Data records for software interfaces:
________________

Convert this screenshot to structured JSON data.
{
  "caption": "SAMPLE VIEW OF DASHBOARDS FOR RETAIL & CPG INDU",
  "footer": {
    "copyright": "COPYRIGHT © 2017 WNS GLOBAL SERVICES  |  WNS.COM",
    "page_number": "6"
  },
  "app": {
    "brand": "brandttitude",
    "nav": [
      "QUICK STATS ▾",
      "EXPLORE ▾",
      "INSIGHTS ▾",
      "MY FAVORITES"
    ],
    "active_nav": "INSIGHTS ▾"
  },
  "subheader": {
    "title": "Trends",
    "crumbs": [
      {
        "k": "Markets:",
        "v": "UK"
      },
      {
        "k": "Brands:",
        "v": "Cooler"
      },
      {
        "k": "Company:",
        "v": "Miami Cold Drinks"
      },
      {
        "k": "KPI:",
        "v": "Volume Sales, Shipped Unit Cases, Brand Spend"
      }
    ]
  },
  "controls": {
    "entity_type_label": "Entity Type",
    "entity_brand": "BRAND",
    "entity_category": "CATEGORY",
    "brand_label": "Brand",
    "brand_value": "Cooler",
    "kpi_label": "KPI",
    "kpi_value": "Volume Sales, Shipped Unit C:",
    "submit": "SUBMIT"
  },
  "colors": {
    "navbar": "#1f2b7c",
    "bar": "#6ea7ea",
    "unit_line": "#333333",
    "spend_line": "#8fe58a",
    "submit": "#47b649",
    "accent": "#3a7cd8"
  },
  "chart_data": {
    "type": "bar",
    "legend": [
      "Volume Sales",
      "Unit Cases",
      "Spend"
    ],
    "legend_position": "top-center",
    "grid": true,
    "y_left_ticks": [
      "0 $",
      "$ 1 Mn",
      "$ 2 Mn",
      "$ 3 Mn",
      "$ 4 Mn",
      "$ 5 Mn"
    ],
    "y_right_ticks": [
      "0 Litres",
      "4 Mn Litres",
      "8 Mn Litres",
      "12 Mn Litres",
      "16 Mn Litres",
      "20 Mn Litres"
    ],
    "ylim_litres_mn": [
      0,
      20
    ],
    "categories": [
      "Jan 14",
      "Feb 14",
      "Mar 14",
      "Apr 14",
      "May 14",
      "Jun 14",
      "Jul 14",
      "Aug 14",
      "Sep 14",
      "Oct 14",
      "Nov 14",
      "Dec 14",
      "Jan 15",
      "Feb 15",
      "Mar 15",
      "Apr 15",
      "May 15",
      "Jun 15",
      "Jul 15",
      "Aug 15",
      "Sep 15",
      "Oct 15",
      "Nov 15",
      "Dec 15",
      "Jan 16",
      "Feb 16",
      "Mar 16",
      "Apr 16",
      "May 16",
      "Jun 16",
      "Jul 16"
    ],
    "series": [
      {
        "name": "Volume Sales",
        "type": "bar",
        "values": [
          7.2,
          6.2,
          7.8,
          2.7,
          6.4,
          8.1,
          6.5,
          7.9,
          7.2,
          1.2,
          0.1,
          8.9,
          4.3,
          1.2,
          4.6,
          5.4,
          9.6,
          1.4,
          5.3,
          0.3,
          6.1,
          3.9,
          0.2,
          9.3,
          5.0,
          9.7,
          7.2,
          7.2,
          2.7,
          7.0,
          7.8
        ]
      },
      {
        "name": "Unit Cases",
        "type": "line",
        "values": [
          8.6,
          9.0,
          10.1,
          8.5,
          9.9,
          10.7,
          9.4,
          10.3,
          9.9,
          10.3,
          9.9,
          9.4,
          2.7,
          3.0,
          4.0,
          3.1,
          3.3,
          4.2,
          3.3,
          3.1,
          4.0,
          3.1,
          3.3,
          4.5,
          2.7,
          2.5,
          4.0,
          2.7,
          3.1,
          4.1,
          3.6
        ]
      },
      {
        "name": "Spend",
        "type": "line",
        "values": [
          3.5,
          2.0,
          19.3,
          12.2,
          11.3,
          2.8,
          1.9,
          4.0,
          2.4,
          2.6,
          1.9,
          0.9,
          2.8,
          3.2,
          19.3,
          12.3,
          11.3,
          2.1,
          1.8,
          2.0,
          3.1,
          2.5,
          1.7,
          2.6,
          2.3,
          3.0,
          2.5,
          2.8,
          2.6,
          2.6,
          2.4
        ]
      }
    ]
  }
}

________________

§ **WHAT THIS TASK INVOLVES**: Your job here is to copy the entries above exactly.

§ **OUTPUT FOR THIS EXERCISE**:
Convert this screenshot to structured JSON data.
{
  "caption": "SAMPLE VIEW OF DASHBOARDS FOR RETAIL & CPG INDU",
  "footer": {
    "copyright": "COPYRIGHT © 2017 WNS GLOBAL SERVICES  |  WNS.COM",
    "page_number": "6"
  },
  "app": {
    "brand": "brandttitude",
    "nav": [
      "QUICK STATS ▾",
      "EXPLORE ▾",
      "INSIGHTS ▾",
      "MY FAVORITES"
    ],
    "active_nav": "INSIGHTS ▾"
  },
  "subheader": {
    "title": "Trends",
    "crumbs": [
      {
        "k": "Markets:",
        "v": "UK"
      },
      {
        "k": "Brands:",
        "v": "Cooler"
      },
      {
        "k": "Company:",
        "v": "Miami Cold Drinks"
      },
      {
        "k": "KPI:",
        "v": "Volume Sales, Shipped Unit Cases, Brand Spend"
      }
    ]
  },
  "controls": {
    "entity_type_label": "Entity Type",
    "entity_brand": "BRAND",
    "entity_category": "CATEGORY",
    "brand_label": "Brand",
    "brand_value": "Cooler",
    "kpi_label": "KPI",
    "kpi_value": "Volume Sales, Shipped Unit C:",
    "submit": "SUBMIT"
  },
  "colors": {
    "navbar": "#1f2b7c",
    "bar": "#6ea7ea",
    "unit_line": "#333333",
    "spend_line": "#8fe58a",
    "submit": "#47b649",
    "accent": "#3a7cd8"
  },
  "chart_data": {
    "type": "bar",
    "legend": [
      "Volume Sales",
      "Unit Cases",
      "Spend"
    ],
    "legend_position": "top-center",
    "grid": true,
    "y_left_ticks": [
      "0 $",
      "$ 1 Mn",
      "$ 2 Mn",
      "$ 3 Mn",
      "$ 4 Mn",
      "$ 5 Mn"
    ],
    "y_right_ticks": [
      "0 Litres",
      "4 Mn Litres",
      "8 Mn Litres",
      "12 Mn Litres",
      "16 Mn Litres",
      "20 Mn Litres"
    ],
    "ylim_litres_mn": [
      0,
      20
    ],
    "categories": [
      "Jan 14",
      "Feb 14",
      "Mar 14",
      "Apr 14",
      "May 14",
      "Jun 14",
      "Jul 14",
      "Aug 14",
      "Sep 14",
      "Oct 14",
      "Nov 14",
      "Dec 14",
      "Jan 15",
      "Feb 15",
      "Mar 15",
      "Apr 15",
      "May 15",
      "Jun 15",
      "Jul 15",
      "Aug 15",
      "Sep 15",
      "Oct 15",
      "Nov 15",
      "Dec 15",
      "Jan 16",
      "Feb 16",
      "Mar 16",
      "Apr 16",
      "May 16",
      "Jun 16",
      "Jul 16"
    ],
    "series": [
      {
        "name": "Volume Sales",
        "type": "bar",
        "values": [
          7.2,
          6.2,
          7.8,
          2.7,
          6.4,
          8.1,
          6.5,
          7.9,
          7.2,
          1.2,
          0.1,
          8.9,
          4.3,
          1.2,
          4.6,
          5.4,
          9.6,
          1.4,
          5.3,
          0.3,
          6.1,
          3.9,
          0.2,
          9.3,
          5.0,
          9.7,
          7.2,
          7.2,
          2.7,
          7.0,
          7.8
        ]
      },
      {
        "name": "Unit Cases",
        "type": "line",
        "values": [
          8.6,
          9.0,
          10.1,
          8.5,
          9.9,
          10.7,
          9.4,
          10.3,
          9.9,
          10.3,
          9.9,
          9.4,
          2.7,
          3.0,
          4.0,
          3.1,
          3.3,
          4.2,
          3.3,
          3.1,
          4.0,
          3.1,
          3.3,
          4.5,
          2.7,
          2.5,
          4.0,
          2.7,
          3.1,
          4.1,
          3.6
        ]
      },
      {
        "name": "Spend",
        "type": "line",
        "values": [
          3.5,
          2.0,
          19.3,
          12.2,
          11.3,
          2.8,
          1.9,
          4.0,
          2.4,
          2.6,
          1.9,
          0.9,
          2.8,
          3.2,
          19.3,
          12.3,
          11.3,
          2.1,
          1.8,
          2.0,
          3.1,
          2.5,
          1.7,
          2.6,
          2.3,
          3.0,
          2.5,
          2.8,
          2.6,
          2.6,
          2.4
        ]
      }
    ]
  }
}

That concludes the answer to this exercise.